“Baby girl, where is your sandwich?”
“In the playhouse” (shows me she’s placed it in her doll house)
“We don’t put food in doll houses. That’s not. Where. Food. Goes…” (runs off to hunt)

Hypothesis: Files and folders have a certain structure and hierarchy that SHOULD be respected. The logs folder is for logs; the “Pictures” folder should contain photos.

Hunt: Show all executables in the Pictures folder.

Hypothesis: We are an in-person company, and we don’t perform business activities over the weekend.

Hunt: Display all new executables between Friday night and Monday morning. If the offices are closed with nobody working, this should return a null.

Hypothesis: Many of the executables on your user’s computers are common, everyday applications.

Hunt: Give me every program that is rare and that my platform thinks is worth looking at. (This is one of our saved searches that all of our customers can access with one click.)

Hypothesis: We have a policy against allowing users to install browser extensions, so there shouldn’t be any browser extensions downloaded.

Hunt: Show me if anything exists in the known extensions folders. If this is your policy, this query should’ve returned nothing.

Here are some additional tips for hypothesis hunting:

  • Start with simple hypotheses and then build on them as you learn more about your environment and your top prioritized threats.
  • Be creative and think outside the box when developing hypotheses.
  • Use as many data sources as you have access to for testing your hypotheses, such as security logs, network traffic, file artifacts, and user behavior data.

Be patient and persistent. Hypothesis hunting can take time, but it can be a very effective and rewarding way to identify threats.

Wrapping up

In this blog post, we discussed the basics of threat hunting, some steps involved, and the tools and techniques that can be used. We also provided some tips for getting started with threat hunting. Hunting doesn’t always lead to detection, but it can always teach you about your specific environment.

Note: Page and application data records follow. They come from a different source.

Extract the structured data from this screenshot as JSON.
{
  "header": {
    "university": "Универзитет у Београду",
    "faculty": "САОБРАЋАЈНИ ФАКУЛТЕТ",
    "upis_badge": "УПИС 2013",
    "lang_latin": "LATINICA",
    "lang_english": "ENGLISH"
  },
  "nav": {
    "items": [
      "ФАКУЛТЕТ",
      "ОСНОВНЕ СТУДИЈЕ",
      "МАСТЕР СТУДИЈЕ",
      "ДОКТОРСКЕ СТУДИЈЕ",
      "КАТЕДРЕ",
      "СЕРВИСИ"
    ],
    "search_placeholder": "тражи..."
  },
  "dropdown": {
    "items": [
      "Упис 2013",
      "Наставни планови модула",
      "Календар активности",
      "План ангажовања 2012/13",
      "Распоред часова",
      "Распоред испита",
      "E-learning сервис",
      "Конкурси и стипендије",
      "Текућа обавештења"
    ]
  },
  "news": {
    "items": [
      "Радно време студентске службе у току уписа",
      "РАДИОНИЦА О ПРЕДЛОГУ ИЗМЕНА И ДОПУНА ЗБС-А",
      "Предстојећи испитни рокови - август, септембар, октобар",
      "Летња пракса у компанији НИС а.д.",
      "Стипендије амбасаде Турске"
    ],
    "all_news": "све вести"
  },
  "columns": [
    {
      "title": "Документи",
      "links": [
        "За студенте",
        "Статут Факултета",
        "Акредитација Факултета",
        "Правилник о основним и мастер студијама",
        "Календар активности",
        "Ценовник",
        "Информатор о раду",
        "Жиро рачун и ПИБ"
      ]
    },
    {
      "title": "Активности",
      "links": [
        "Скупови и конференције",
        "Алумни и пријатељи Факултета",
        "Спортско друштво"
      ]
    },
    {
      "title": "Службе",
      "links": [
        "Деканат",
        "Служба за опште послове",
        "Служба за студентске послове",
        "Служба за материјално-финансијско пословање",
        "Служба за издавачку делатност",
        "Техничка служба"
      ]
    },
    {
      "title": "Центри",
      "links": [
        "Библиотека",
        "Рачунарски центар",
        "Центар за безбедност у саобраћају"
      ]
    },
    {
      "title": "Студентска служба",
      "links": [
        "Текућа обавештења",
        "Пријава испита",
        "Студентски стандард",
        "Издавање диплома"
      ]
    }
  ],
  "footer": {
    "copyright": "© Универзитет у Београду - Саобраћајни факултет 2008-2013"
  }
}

If you are not already doing so, we encourage you to start threat hunting as part of your cybersecurity program. By proactively searching for malicious activity, you can help to protect your organization from harm. If you are interested in learning more about threat hunting, there are a number of resources available online (linked above).